The scanner 218 includes a light generator and an array of photo detectors. As described above, the light generator may be a plurality of LEDs or other light emitting devices that illuminate a portion of the imaging drum. The photo detectors detect the presence or absence of ink so a continuity parameter may be measured to determine whether the line formed is substantially continuous. The scanner 218 may include a signal summer that indicates the number of voids in a line segment and this measurement may be compared to a threshold indicative of whether the line is fully coalesced.
In operation, the components of a solid ink printer are modified to include a scanner and the programmed instructions to implement the normalization method. As part of a setup or maintenance routine, the print head controller is enabled to perform the normalization process. In response to this actuation, the print head controller generates a driving signal having either a constant resolution periodicity or a constant voltage. The driving signal voltage or periodicity of the signal, respectively, is then varied and a continuity parameter for the line formed on an imaging drum is evaluated.

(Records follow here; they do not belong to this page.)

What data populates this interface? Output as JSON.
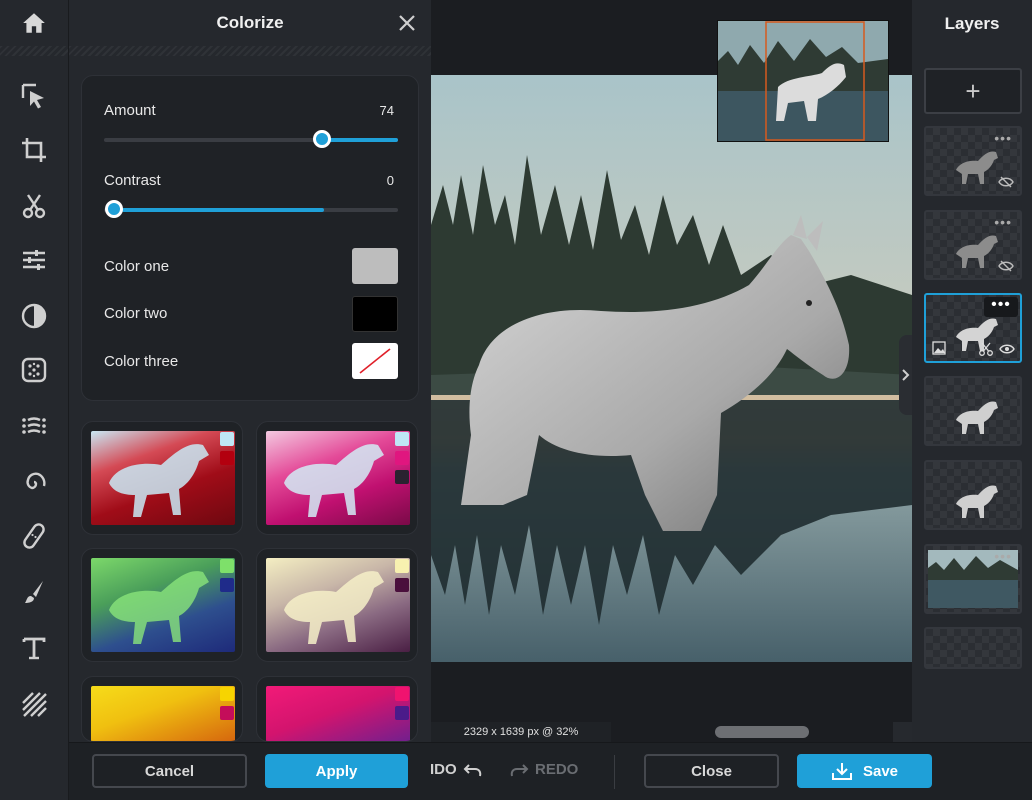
{
  "panel": {
    "title": "Colorize",
    "amount_label": "Amount",
    "amount_value": "74",
    "amount_level": 0.74,
    "contrast_label": "Contrast",
    "contrast_value": "0",
    "contrast_level": 0.0,
    "color_one_label": "Color one",
    "color_one": "#bdbdbd",
    "color_two_label": "Color two",
    "color_two": "#000000",
    "color_three_label": "Color three",
    "color_three": "none",
    "presets": [
      {
        "name": "red",
        "colors": [
          "#bfe6f5",
          "#b3000f"
        ],
        "tint": "#b3101a"
      },
      {
        "name": "magenta",
        "colors": [
          "#bfe6f5",
          "#e0167f"
        ],
        "tint": "#d6207e"
      },
      {
        "name": "green",
        "colors": [
          "#7ee06a",
          "#1f2b8a"
        ],
        "tint": "#3d9a55"
      },
      {
        "name": "cream",
        "colors": [
          "#f8f1b0",
          "#4a0f3c"
        ],
        "tint": "#9e7a8c"
      },
      {
        "name": "yellow",
        "colors": [
          "#f7d400",
          "#c40d5a"
        ],
        "tint": "#e6b20c"
      },
      {
        "name": "pink",
        "colors": [
          "#f0136f",
          "#4a1b8a"
        ],
        "tint": "#d21878"
      }
    ]
  },
  "canvas": {
    "status": "2329 x 1639 px @ 32%"
  },
  "layers": {
    "title": "Layers",
    "add_label": "+",
    "more_label": "•••"
  },
  "actions": {
    "cancel": "Cancel",
    "apply": "Apply",
    "undo": "IDO",
    "redo": "REDO",
    "close": "Close",
    "save": "Save"
  },
  "colors": {
    "accent": "#1fa0d8",
    "panel_bg": "#25282d",
    "app_bg": "#1b1d21"
  }
}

Once the system and process determines that the line formed on the imaging drum is substantially continuous, the voltage or periodicity is recorded for the particular resolution so that the determined voltage or periodicity may be used to subsequently drive the ink jet nozzles at the desired level.
Those skilled in the art will recognize that numerous modifications can be made to the specific implementations described above. For example, those skilled in the art will recognize that while exemplary techniques for evaluating line continuity have been discussed that other techniques may be used as well. Also, while the embodiments above have been described with reference to a solid ink offset printer, the normalization method set out above may be used with any ink jet imaging device, including those that directly print ink receivers. In these devices, for example, the scanner is located at a position past the print head to detect continuity of lines printed on the sheet as it moves through the device. Adjustments may be made for printing on another section of the same sheet or on following sheets and the continuities of these lines detected. The process may continue until the lines are detected as being substantially continuous. Therefore, the following claims are not to be limited to the specific embodiments illustrated and described above. The claims, as originally presented and as they may be amended, encompass variations, alternatives, modifications, improvements, equivalents, and substantial equivalents of the embodiments and teachings disclosed herein, including those that are presently unforeseen or unappreciated, and that, for example, may arise from applicants/patentees and others.